Earlyish recognition of Chinook-Chehalis Jargon, plus…

One of the few published mentions of the pidgin Haida of the early Northwest Coast maritime fur trade…


A.C. Anderson (image credit: Fur Trade Family History)

Today’s rare find also stands out by acknowledging the crucial Salish cornerstone of the overland fur trade language Chinuk Wawa:


Queen Charlotte’s Island and Prince of Wales Archipelago are the country of the HAIDAHS; a numerous connexion including the Kygany, Massett, Skittgetts, Hanega, Cumshewas and other septs. Upon the foundation of their language, as upon that of the Chiheelis and Chinooks further south, a jargon has been constructed, serving as a lingua franca for trade, for some distance north of Milbank Sound.

— from page 74 of Alexander Caulfield Anderson (communicated to George Gibbs), “Notes on the Indian Tribes of British North America, and the Northwest Coast“, Historical Magazine VII(3):73-81 (1863)

A handwritten note by author Anderson, a known stickler for details, on the Canadiana.org copy adds:

This Jargon has since been supplanted by the Chinook.

Chinook(and Lower Chehalis Salish) Jargon in fact displaced several additional early British Columbia contact languages, including:

  • the Nootka Jargon of Nuučaan’uɬ country along Vancouver Island,
  • a pidgin Heiltsuk around Milbank(e) Sound that Anderson had documented without realizing it wasn’t normal tribal speech,
  • and the Métis French of the Mountains, a lingua franca that Anderson spoke fluently.

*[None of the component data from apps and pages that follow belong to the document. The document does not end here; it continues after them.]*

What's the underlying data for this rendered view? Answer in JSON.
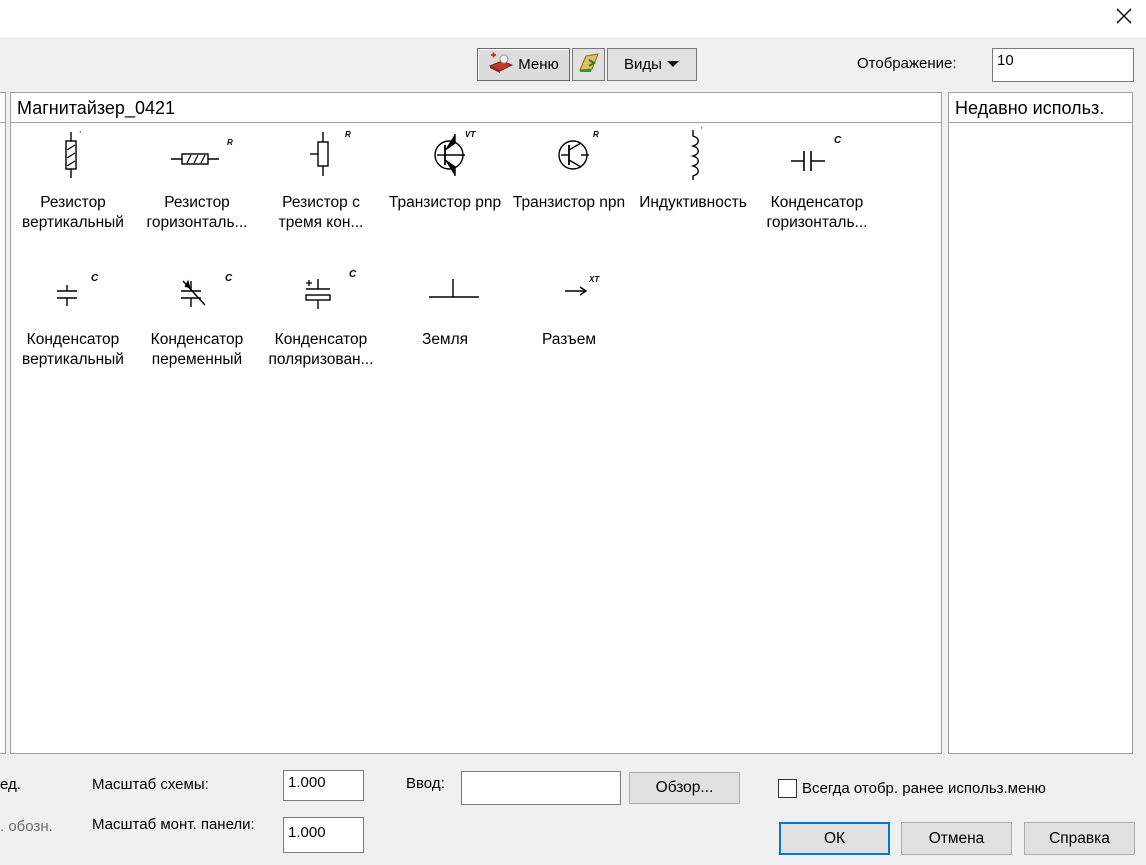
{
  "toolbar": {
    "menu_label": "Меню",
    "views_label": "Виды",
    "display_label": "Отображение:",
    "display_value": "10"
  },
  "main_panel": {
    "title": "Магнитайзер_0421",
    "symbols": [
      {
        "name": "Резистор\nвертикальный",
        "tag": "'"
      },
      {
        "name": "Резистор\nгоризонталь...",
        "tag": "R"
      },
      {
        "name": "Резистор с\nтремя кон...",
        "tag": "R"
      },
      {
        "name": "Транзистор pnp",
        "tag": "VT"
      },
      {
        "name": "Транзистор npn",
        "tag": "R"
      },
      {
        "name": "Индуктивность",
        "tag": "'"
      },
      {
        "name": "Конденсатор\nгоризонталь...",
        "tag": "C"
      },
      {
        "name": "Конденсатор\nвертикальный",
        "tag": "C"
      },
      {
        "name": "Конденсатор\nпеременный",
        "tag": "C"
      },
      {
        "name": "Конденсатор\nполяризован...",
        "tag": "C"
      },
      {
        "name": "Земля",
        "tag": ""
      },
      {
        "name": "Разъем",
        "tag": "XT"
      }
    ]
  },
  "recent_panel": {
    "title": "Недавно использ."
  },
  "bottom": {
    "left_clipped_1": "ед.",
    "left_clipped_2": ". обозн.",
    "scheme_scale_label": "Масштаб схемы:",
    "scheme_scale_value": "1.000",
    "panel_scale_label": "Масштаб монт. панели:",
    "panel_scale_value": "1.000",
    "input_label": "Ввод:",
    "input_value": "",
    "browse_label": "Обзор...",
    "always_show_label": "Всегда отобр. ранее использ.меню",
    "ok_label": "ОК",
    "cancel_label": "Отмена",
    "help_label": "Справка"
  }
}
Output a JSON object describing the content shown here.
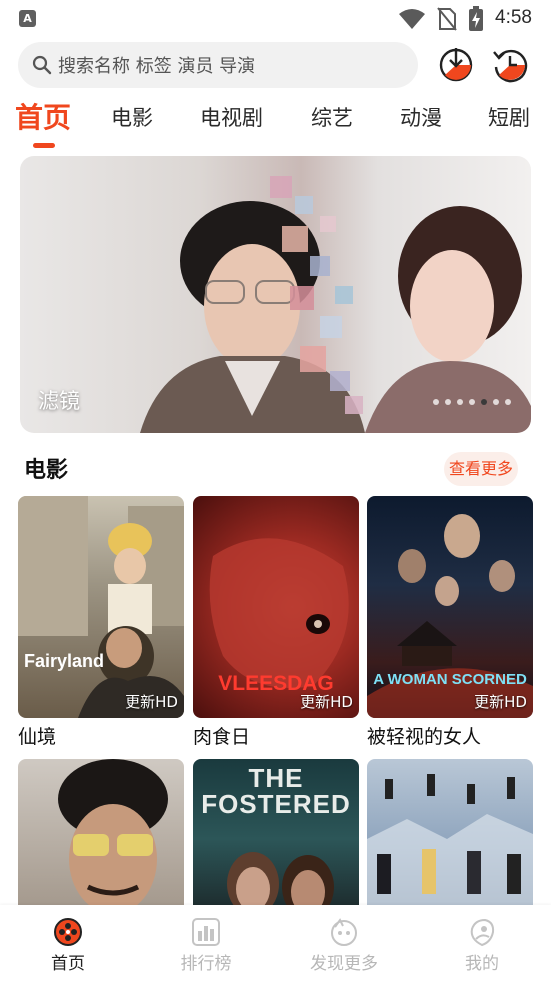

Anderson had spent significant time in what’s modern southwest Washington, and he had a very good ear for the many languages he documented. So he meant it when he said Chinuk Wawa is really a “Chinook-Chehalis”-based language.

That’s a valuable observation. It’s only getting proven in detail with my own research of the last 10 years.

qʰata mayka təmtəm?
What do you think?